Op/Ed: Let’s Build Trust Instead of Banning Books
“As someone who has spent more than 20 years teaching about religion to college students, I have seen the possibility and power of conversations that move from stuck talking points that reinforce entrenched positions to new exchanges that invite deep reflection and curiosity about others’ experiences.”
Dr. Jill DeTemple, EP Academic Associate
Southern Methodist University
It is a difficult time to be an educator. Aside from the massive disruptions and stress of a pandemic lasting more than two years, even as it appears to be winding down, teachers, school boards, and librarians are at the dead center of divisive conflicts over how—and if—students should encounter issues of racism, sexuality, and the dark side of American history in their schools. As has happened in the past, efforts to ban or remove books from school are a manifestation of this conflict.

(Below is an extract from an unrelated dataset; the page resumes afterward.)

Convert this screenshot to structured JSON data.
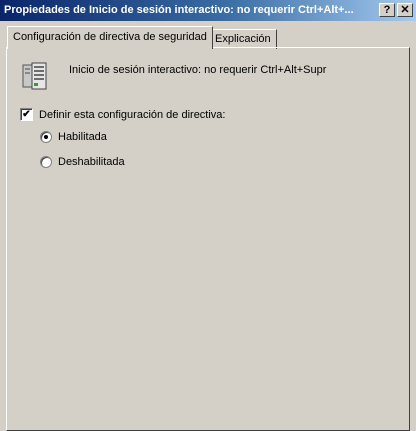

In recent weeks, Texas Gov. Greg Abbott has directed schools to remove all books with “pornography or obscene content.” Texas state Rep. Matt Krause has demanded school libraries account for their holdings related to race, gender, and sexuality—prompting some teachers to take titles from classroom shelves out of fear of reprisal. Last month, in one Tennessee district, Maus was eliminated from a junior high school reading list, driving the book to a top-seller position on Amazon. In a Washington state district, the school board is having to defend making To Kill a Mockingbird optional rather than required reading because of concerns over racist language and the book’s portrayal of a “white savior complex.”

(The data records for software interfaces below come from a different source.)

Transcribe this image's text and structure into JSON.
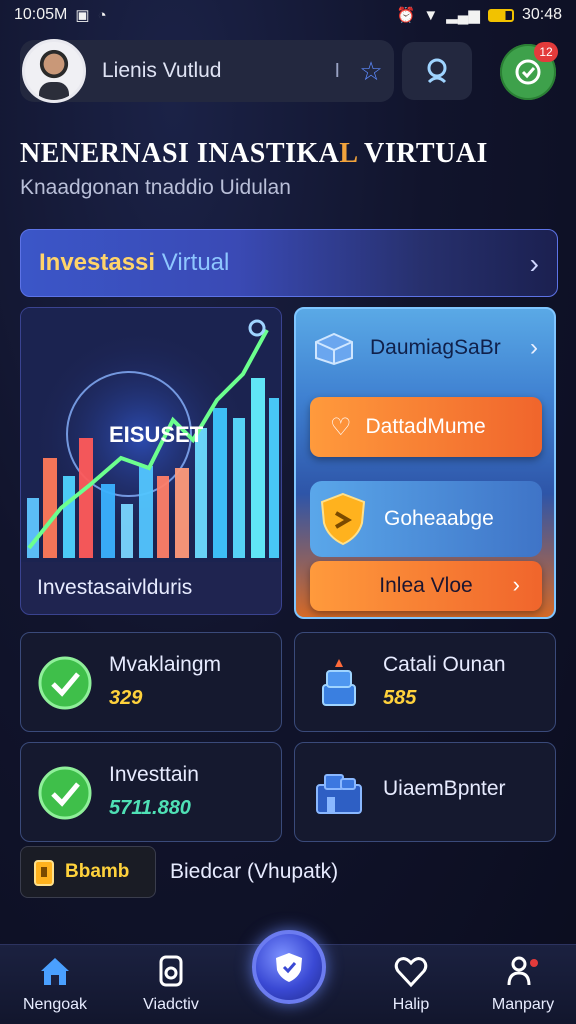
{
  "status_bar": {
    "time_left": "10:05M",
    "time_right": "30:48"
  },
  "header": {
    "user_name": "Lienis Vutlud",
    "cursor": "I"
  },
  "notifications": {
    "badge": "12"
  },
  "page": {
    "title_main": "NENERNASI INASTIKA",
    "title_accent": "L",
    "title_tail": " VIRTUAI",
    "subtitle": "Knaadgonan tnaddio Uidulan"
  },
  "banner": {
    "text_main": "Investassi ",
    "text_accent": "Virtual"
  },
  "feature_card": {
    "art_label": "EISUSET",
    "label": "Investasaivlduris"
  },
  "side_panel": {
    "row1_label": "DaumiagSaBr",
    "button1_label": "DattadMume",
    "mid_label": "Goheaabge",
    "button2_label": "Inlea Vloe"
  },
  "stats": [
    {
      "title": "Mvaklaingm",
      "value": "329",
      "value_color": "#ffd23c"
    },
    {
      "title": "Catali Ounan",
      "value": "585",
      "value_color": "#ffd23c"
    },
    {
      "title": "Investtain",
      "value": "5711.880",
      "value_color": "#4fe0b5"
    },
    {
      "title": "UiaemBpnter",
      "value": "",
      "value_color": "#4fe0b5"
    }
  ],
  "bottom": {
    "chip_label": "Bbamb",
    "link_label": "Biedcar (Vhupatk)"
  },
  "nav": [
    {
      "label": "Nengoak",
      "icon": "home-icon",
      "color": "#4aa0ff"
    },
    {
      "label": "Viadctiv",
      "icon": "device-icon",
      "color": "#ffffff"
    },
    {
      "label": "Halip",
      "icon": "heart-icon",
      "color": "#ffffff"
    },
    {
      "label": "Manpary",
      "icon": "people-icon",
      "color": "#ffffff"
    }
  ]
}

Reaction to these moves have been largely predictable. Progressives decry them as censorship designed to muzzle minority authors and perspectives. Conservatives call for parents’ rights when it comes to what they think children are exposed to in public schools. This is just a new spin on old conversations we’ve been having in this country since at least the 1850s with the publication of The Scarlet Letter and Uncle Tom’s Cabin. It is so entrenched that most people could argue either of its well-worn sides.
But it’s the wrong conversation, especially as it sets teachers up to fail.